August 2012, Marikana near Rustenburg/South Africa. A strike by mine workers at Lonmin comes to a head, killing workers and security guards. Eventually, police break up the strike by force, shooting 34 workers, some of them as they flee.
Shortly after the massacre, representatives of the Khulumani Support Group met on site with relatives of the workers who had been killed in Marikana. Khulumani managed to get family members to attend the Commission of Inquiry set up by President Zuma in Rustenburg and organised a workshop for some of the survivors to reflect and tell their stories.
In this creative therapeutic workshop, the women created self-portraits in which they expressed their feelings, fears, hopes and visions and thus contributed to coming to terms with what had happened and to addressing the question of justice.
Seven of these so-called body maps form the core of the exhibition, each of which is complemented by panels in which the women introduce themselves. On these panels, the women give us an insight into their respective homes through photos from their own perspective.
In this way, the viewers are invited to immerse themselves in the realities of the families’ lives and not to lose sight of the fact that the platinum mined in Marikana also arrives here at the end of its world journey through the stations of a globalised economy – for example in the form of BASF catalysts.

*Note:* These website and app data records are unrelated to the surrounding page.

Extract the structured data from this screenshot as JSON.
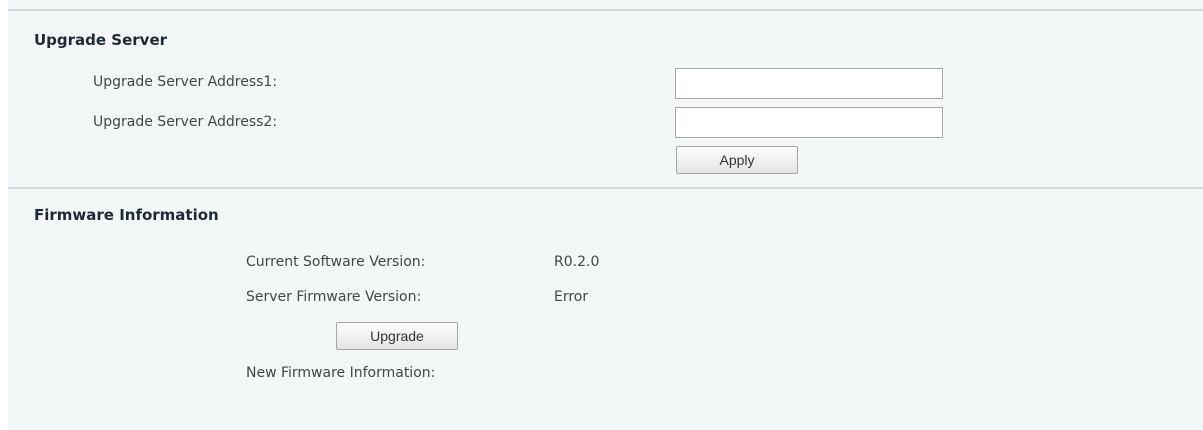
{
  "upgrade_server": {
    "title": "Upgrade Server",
    "address1": {
      "label": "Upgrade Server Address1:",
      "value": "",
      "placeholder": ""
    },
    "address2": {
      "label": "Upgrade Server Address2:",
      "value": "",
      "placeholder": ""
    },
    "apply_label": "Apply"
  },
  "firmware": {
    "title": "Firmware Information",
    "current_label": "Current Software Version:",
    "current_value": "R0.2.0",
    "server_label": "Server Firmware Version:",
    "server_value": "Error",
    "upgrade_label": "Upgrade",
    "new_info_label": "New Firmware Information:",
    "new_info_value": ""
  }
}
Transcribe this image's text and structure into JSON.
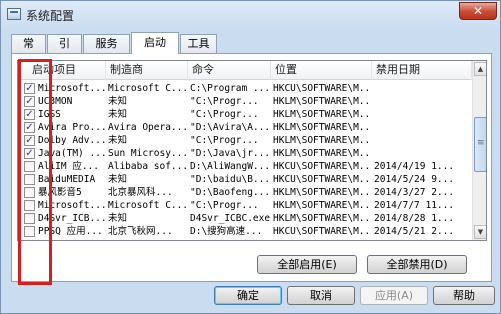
{
  "window": {
    "title": "系统配置",
    "close_label": "✕"
  },
  "tabs": [
    {
      "label": "常规"
    },
    {
      "label": "引导"
    },
    {
      "label": "服务"
    },
    {
      "label": "启动"
    },
    {
      "label": "工具"
    }
  ],
  "active_tab": "启动",
  "columns": [
    "启动项目",
    "制造商",
    "命令",
    "位置",
    "禁用日期"
  ],
  "rows": [
    {
      "checked": true,
      "item": "Microsoft...",
      "maker": "Microsoft C...",
      "command": "C:\\Program ...",
      "location": "HKCU\\SOFTWARE\\M...",
      "date": ""
    },
    {
      "checked": true,
      "item": "UC3MON",
      "maker": "未知",
      "command": "\"C:\\Progr...",
      "location": "HKLM\\SOFTWARE\\M...",
      "date": ""
    },
    {
      "checked": true,
      "item": "IGSS",
      "maker": "未知",
      "command": "\"C:\\Progr...",
      "location": "HKLM\\SOFTWARE\\M...",
      "date": ""
    },
    {
      "checked": true,
      "item": "Avira Pro...",
      "maker": "Avira Opera...",
      "command": "\"D:\\Avira\\A...",
      "location": "HKLM\\SOFTWARE\\M...",
      "date": ""
    },
    {
      "checked": true,
      "item": "Dolby Adv...",
      "maker": "未知",
      "command": "\"C:\\Progr...",
      "location": "HKLM\\SOFTWARE\\M...",
      "date": ""
    },
    {
      "checked": true,
      "item": "Java(TM) ...",
      "maker": "Sun Microsy...",
      "command": "\"D:\\Java\\jr...",
      "location": "HKLM\\SOFTWARE\\M...",
      "date": ""
    },
    {
      "checked": false,
      "item": "AliIM 应...",
      "maker": "Alibaba sof...",
      "command": "D:\\AliWangW...",
      "location": "HKCU\\SOFTWARE\\M...",
      "date": "2014/4/19 1..."
    },
    {
      "checked": false,
      "item": "BaiduMEDIA",
      "maker": "未知",
      "command": "\"D:\\baidu\\B...",
      "location": "HKCU\\SOFTWARE\\M...",
      "date": "2014/5/24 9..."
    },
    {
      "checked": false,
      "item": "暴风影音5",
      "maker": "北京暴风科...",
      "command": "\"D:\\Baofeng...",
      "location": "HKLM\\SOFTWARE\\M...",
      "date": "2014/3/27 2..."
    },
    {
      "checked": false,
      "item": "Microsoft...",
      "maker": "Microsoft C...",
      "command": "\"C:\\Progr...",
      "location": "HKLM\\SOFTWARE\\M...",
      "date": "2014/7/7 11..."
    },
    {
      "checked": false,
      "item": "D4Svr_ICB...",
      "maker": "未知",
      "command": "D4Svr_ICBC.exe",
      "location": "HKLM\\SOFTWARE\\M...",
      "date": "2014/8/28 1..."
    },
    {
      "checked": false,
      "item": "PPSQ 应用...",
      "maker": "北京飞秋网...",
      "command": "D:\\搜狗高速...",
      "location": "HKCU\\SOFTWARE\\M...",
      "date": "2014/5/21 2..."
    }
  ],
  "buttons": {
    "enable_all": "全部启用(E)",
    "disable_all": "全部禁用(D)",
    "ok": "确定",
    "cancel": "取消",
    "apply": "应用(A)",
    "help": "帮助"
  },
  "colors": {
    "highlight": "#d61f1f",
    "accent": "#3c7fb1"
  }
}
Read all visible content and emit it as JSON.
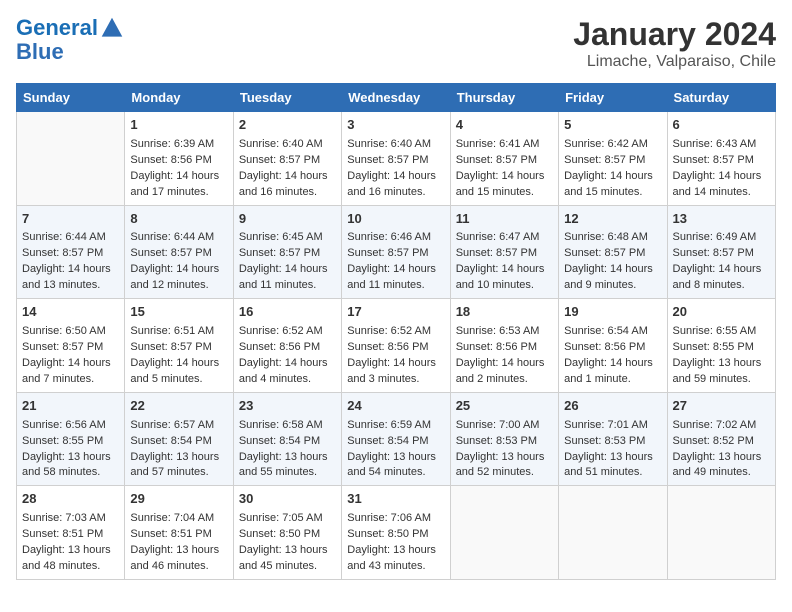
{
  "header": {
    "logo_line1": "General",
    "logo_line2": "Blue",
    "month": "January 2024",
    "location": "Limache, Valparaiso, Chile"
  },
  "days_of_week": [
    "Sunday",
    "Monday",
    "Tuesday",
    "Wednesday",
    "Thursday",
    "Friday",
    "Saturday"
  ],
  "weeks": [
    [
      {
        "day": "",
        "empty": true
      },
      {
        "day": "1",
        "sunrise": "Sunrise: 6:39 AM",
        "sunset": "Sunset: 8:56 PM",
        "daylight": "Daylight: 14 hours and 17 minutes."
      },
      {
        "day": "2",
        "sunrise": "Sunrise: 6:40 AM",
        "sunset": "Sunset: 8:57 PM",
        "daylight": "Daylight: 14 hours and 16 minutes."
      },
      {
        "day": "3",
        "sunrise": "Sunrise: 6:40 AM",
        "sunset": "Sunset: 8:57 PM",
        "daylight": "Daylight: 14 hours and 16 minutes."
      },
      {
        "day": "4",
        "sunrise": "Sunrise: 6:41 AM",
        "sunset": "Sunset: 8:57 PM",
        "daylight": "Daylight: 14 hours and 15 minutes."
      },
      {
        "day": "5",
        "sunrise": "Sunrise: 6:42 AM",
        "sunset": "Sunset: 8:57 PM",
        "daylight": "Daylight: 14 hours and 15 minutes."
      },
      {
        "day": "6",
        "sunrise": "Sunrise: 6:43 AM",
        "sunset": "Sunset: 8:57 PM",
        "daylight": "Daylight: 14 hours and 14 minutes."
      }
    ],
    [
      {
        "day": "7",
        "sunrise": "Sunrise: 6:44 AM",
        "sunset": "Sunset: 8:57 PM",
        "daylight": "Daylight: 14 hours and 13 minutes."
      },
      {
        "day": "8",
        "sunrise": "Sunrise: 6:44 AM",
        "sunset": "Sunset: 8:57 PM",
        "daylight": "Daylight: 14 hours and 12 minutes."
      },
      {
        "day": "9",
        "sunrise": "Sunrise: 6:45 AM",
        "sunset": "Sunset: 8:57 PM",
        "daylight": "Daylight: 14 hours and 11 minutes."
      },
      {
        "day": "10",
        "sunrise": "Sunrise: 6:46 AM",
        "sunset": "Sunset: 8:57 PM",
        "daylight": "Daylight: 14 hours and 11 minutes."
      },
      {
        "day": "11",
        "sunrise": "Sunrise: 6:47 AM",
        "sunset": "Sunset: 8:57 PM",
        "daylight": "Daylight: 14 hours and 10 minutes."
      },
      {
        "day": "12",
        "sunrise": "Sunrise: 6:48 AM",
        "sunset": "Sunset: 8:57 PM",
        "daylight": "Daylight: 14 hours and 9 minutes."
      },
      {
        "day": "13",
        "sunrise": "Sunrise: 6:49 AM",
        "sunset": "Sunset: 8:57 PM",
        "daylight": "Daylight: 14 hours and 8 minutes."
      }
    ],
    [
      {
        "day": "14",
        "sunrise": "Sunrise: 6:50 AM",
        "sunset": "Sunset: 8:57 PM",
        "daylight": "Daylight: 14 hours and 7 minutes."
      },
      {
        "day": "15",
        "sunrise": "Sunrise: 6:51 AM",
        "sunset": "Sunset: 8:57 PM",
        "daylight": "Daylight: 14 hours and 5 minutes."
      },
      {
        "day": "16",
        "sunrise": "Sunrise: 6:52 AM",
        "sunset": "Sunset: 8:56 PM",
        "daylight": "Daylight: 14 hours and 4 minutes."
      },
      {
        "day": "17",
        "sunrise": "Sunrise: 6:52 AM",
        "sunset": "Sunset: 8:56 PM",
        "daylight": "Daylight: 14 hours and 3 minutes."
      },
      {
        "day": "18",
        "sunrise": "Sunrise: 6:53 AM",
        "sunset": "Sunset: 8:56 PM",
        "daylight": "Daylight: 14 hours and 2 minutes."
      },
      {
        "day": "19",
        "sunrise": "Sunrise: 6:54 AM",
        "sunset": "Sunset: 8:56 PM",
        "daylight": "Daylight: 14 hours and 1 minute."
      },
      {
        "day": "20",
        "sunrise": "Sunrise: 6:55 AM",
        "sunset": "Sunset: 8:55 PM",
        "daylight": "Daylight: 13 hours and 59 minutes."
      }
    ],
    [
      {
        "day": "21",
        "sunrise": "Sunrise: 6:56 AM",
        "sunset": "Sunset: 8:55 PM",
        "daylight": "Daylight: 13 hours and 58 minutes."
      },
      {
        "day": "22",
        "sunrise": "Sunrise: 6:57 AM",
        "sunset": "Sunset: 8:54 PM",
        "daylight": "Daylight: 13 hours and 57 minutes."
      },
      {
        "day": "23",
        "sunrise": "Sunrise: 6:58 AM",
        "sunset": "Sunset: 8:54 PM",
        "daylight": "Daylight: 13 hours and 55 minutes."
      },
      {
        "day": "24",
        "sunrise": "Sunrise: 6:59 AM",
        "sunset": "Sunset: 8:54 PM",
        "daylight": "Daylight: 13 hours and 54 minutes."
      },
      {
        "day": "25",
        "sunrise": "Sunrise: 7:00 AM",
        "sunset": "Sunset: 8:53 PM",
        "daylight": "Daylight: 13 hours and 52 minutes."
      },
      {
        "day": "26",
        "sunrise": "Sunrise: 7:01 AM",
        "sunset": "Sunset: 8:53 PM",
        "daylight": "Daylight: 13 hours and 51 minutes."
      },
      {
        "day": "27",
        "sunrise": "Sunrise: 7:02 AM",
        "sunset": "Sunset: 8:52 PM",
        "daylight": "Daylight: 13 hours and 49 minutes."
      }
    ],
    [
      {
        "day": "28",
        "sunrise": "Sunrise: 7:03 AM",
        "sunset": "Sunset: 8:51 PM",
        "daylight": "Daylight: 13 hours and 48 minutes."
      },
      {
        "day": "29",
        "sunrise": "Sunrise: 7:04 AM",
        "sunset": "Sunset: 8:51 PM",
        "daylight": "Daylight: 13 hours and 46 minutes."
      },
      {
        "day": "30",
        "sunrise": "Sunrise: 7:05 AM",
        "sunset": "Sunset: 8:50 PM",
        "daylight": "Daylight: 13 hours and 45 minutes."
      },
      {
        "day": "31",
        "sunrise": "Sunrise: 7:06 AM",
        "sunset": "Sunset: 8:50 PM",
        "daylight": "Daylight: 13 hours and 43 minutes."
      },
      {
        "day": "",
        "empty": true
      },
      {
        "day": "",
        "empty": true
      },
      {
        "day": "",
        "empty": true
      }
    ]
  ]
}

Local organisers can borrow the exhibition from KASA to present it to the public against payment of the transport costs. We charge the purchase price for the accompanying exhibition brochures.